Activity -
Set down all of the entries below exactly, and omit the pictures.

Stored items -
# # #

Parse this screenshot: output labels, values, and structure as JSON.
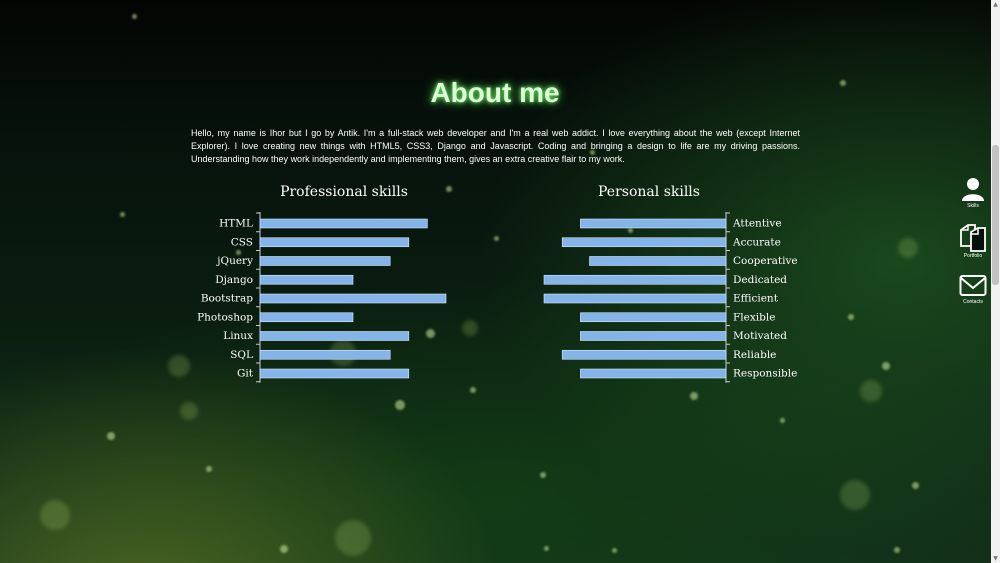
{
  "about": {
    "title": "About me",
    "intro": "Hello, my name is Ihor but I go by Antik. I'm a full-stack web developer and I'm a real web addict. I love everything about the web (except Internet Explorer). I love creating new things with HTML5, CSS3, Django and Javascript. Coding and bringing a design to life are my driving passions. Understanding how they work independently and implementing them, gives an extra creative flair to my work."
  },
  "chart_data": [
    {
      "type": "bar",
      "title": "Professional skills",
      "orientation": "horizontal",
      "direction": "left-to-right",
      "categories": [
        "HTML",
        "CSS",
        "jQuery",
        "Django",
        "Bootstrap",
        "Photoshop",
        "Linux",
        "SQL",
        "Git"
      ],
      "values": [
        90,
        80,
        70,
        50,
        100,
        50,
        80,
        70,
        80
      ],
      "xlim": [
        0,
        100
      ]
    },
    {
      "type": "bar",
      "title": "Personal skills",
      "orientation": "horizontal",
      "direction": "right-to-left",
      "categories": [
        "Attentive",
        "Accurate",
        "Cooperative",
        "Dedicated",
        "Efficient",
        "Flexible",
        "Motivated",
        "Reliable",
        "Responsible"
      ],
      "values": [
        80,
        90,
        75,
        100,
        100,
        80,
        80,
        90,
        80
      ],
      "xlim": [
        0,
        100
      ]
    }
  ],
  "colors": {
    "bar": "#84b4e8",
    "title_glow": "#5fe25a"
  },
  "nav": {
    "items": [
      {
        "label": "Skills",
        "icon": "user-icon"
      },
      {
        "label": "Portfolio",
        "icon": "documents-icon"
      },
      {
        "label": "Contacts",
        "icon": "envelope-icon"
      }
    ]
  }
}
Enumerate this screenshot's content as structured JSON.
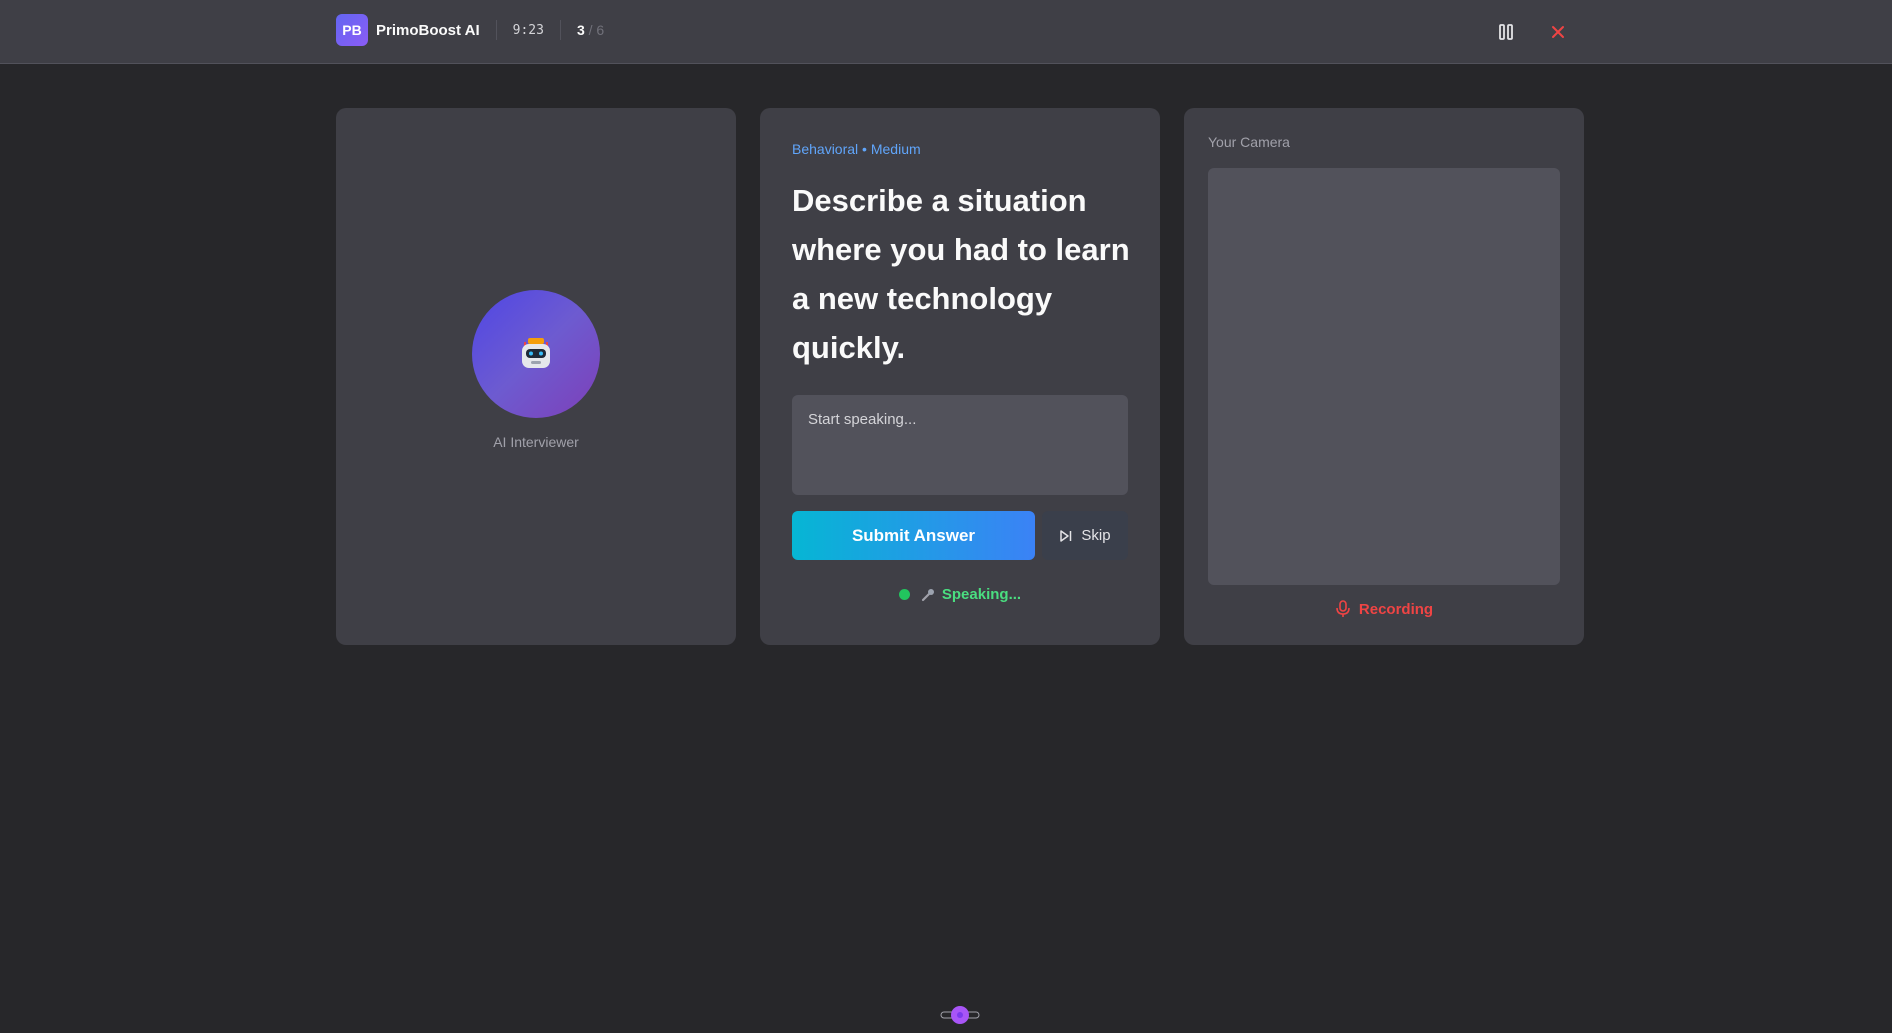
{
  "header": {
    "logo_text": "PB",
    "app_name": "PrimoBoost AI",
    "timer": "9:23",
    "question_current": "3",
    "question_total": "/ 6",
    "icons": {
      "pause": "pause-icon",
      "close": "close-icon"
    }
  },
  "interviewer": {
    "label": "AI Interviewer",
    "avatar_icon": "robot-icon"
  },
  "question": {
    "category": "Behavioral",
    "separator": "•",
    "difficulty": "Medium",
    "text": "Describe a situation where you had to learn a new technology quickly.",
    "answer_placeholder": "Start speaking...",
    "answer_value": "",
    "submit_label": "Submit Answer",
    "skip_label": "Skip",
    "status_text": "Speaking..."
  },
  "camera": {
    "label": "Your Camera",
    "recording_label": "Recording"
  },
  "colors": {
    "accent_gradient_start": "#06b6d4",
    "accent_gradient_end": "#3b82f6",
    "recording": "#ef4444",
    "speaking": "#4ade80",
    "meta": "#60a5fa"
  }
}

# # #

Exercise answer -
Parse this screenshot: output labels, values, and structure as JSON.
{
  "about": {
    "title": "About me",
    "intro": "Hello, my name is Ihor but I go by Antik. I'm a full-stack web developer and I'm a real web addict. I love everything about the web (except Internet Explorer). I love creating new things with HTML5, CSS3, Django and Javascript. Coding and bringing a design to life are my driving passions. Understanding how they work independently and implementing them, gives an extra creative flair to my work."
  },
  "chart_data": [
    {
      "type": "bar",
      "title": "Professional skills",
      "orientation": "horizontal",
      "direction": "left-to-right",
      "categories": [
        "HTML",
        "CSS",
        "jQuery",
        "Django",
        "Bootstrap",
        "Photoshop",
        "Linux",
        "SQL",
        "Git"
      ],
      "values": [
        90,
        80,
        70,
        50,
        100,
        50,
        80,
        70,
        80
      ],
      "xlim": [
        0,
        100
      ]
    },
    {
      "type": "bar",
      "title": "Personal skills",
      "orientation": "horizontal",
      "direction": "right-to-left",
      "categories": [
        "Attentive",
        "Accurate",
        "Cooperative",
        "Dedicated",
        "Efficient",
        "Flexible",
        "Motivated",
        "Reliable",
        "Responsible"
      ],
      "values": [
        80,
        90,
        75,
        100,
        100,
        80,
        80,
        90,
        80
      ],
      "xlim": [
        0,
        100
      ]
    }
  ],
  "colors": {
    "bar": "#84b4e8",
    "title_glow": "#5fe25a"
  },
  "nav": {
    "items": [
      {
        "label": "Skills",
        "icon": "user-icon"
      },
      {
        "label": "Portfolio",
        "icon": "documents-icon"
      },
      {
        "label": "Contacts",
        "icon": "envelope-icon"
      }
    ]
  }
}
Enumerate this screenshot's content as structured JSON.
{
  "header": {
    "logo_text": "PB",
    "app_name": "PrimoBoost AI",
    "timer": "9:23",
    "question_current": "3",
    "question_total": "/ 6",
    "icons": {
      "pause": "pause-icon",
      "close": "close-icon"
    }
  },
  "interviewer": {
    "label": "AI Interviewer",
    "avatar_icon": "robot-icon"
  },
  "question": {
    "category": "Behavioral",
    "separator": "•",
    "difficulty": "Medium",
    "text": "Describe a situation where you had to learn a new technology quickly.",
    "answer_placeholder": "Start speaking...",
    "answer_value": "",
    "submit_label": "Submit Answer",
    "skip_label": "Skip",
    "status_text": "Speaking..."
  },
  "camera": {
    "label": "Your Camera",
    "recording_label": "Recording"
  },
  "colors": {
    "accent_gradient_start": "#06b6d4",
    "accent_gradient_end": "#3b82f6",
    "recording": "#ef4444",
    "speaking": "#4ade80",
    "meta": "#60a5fa"
  }
}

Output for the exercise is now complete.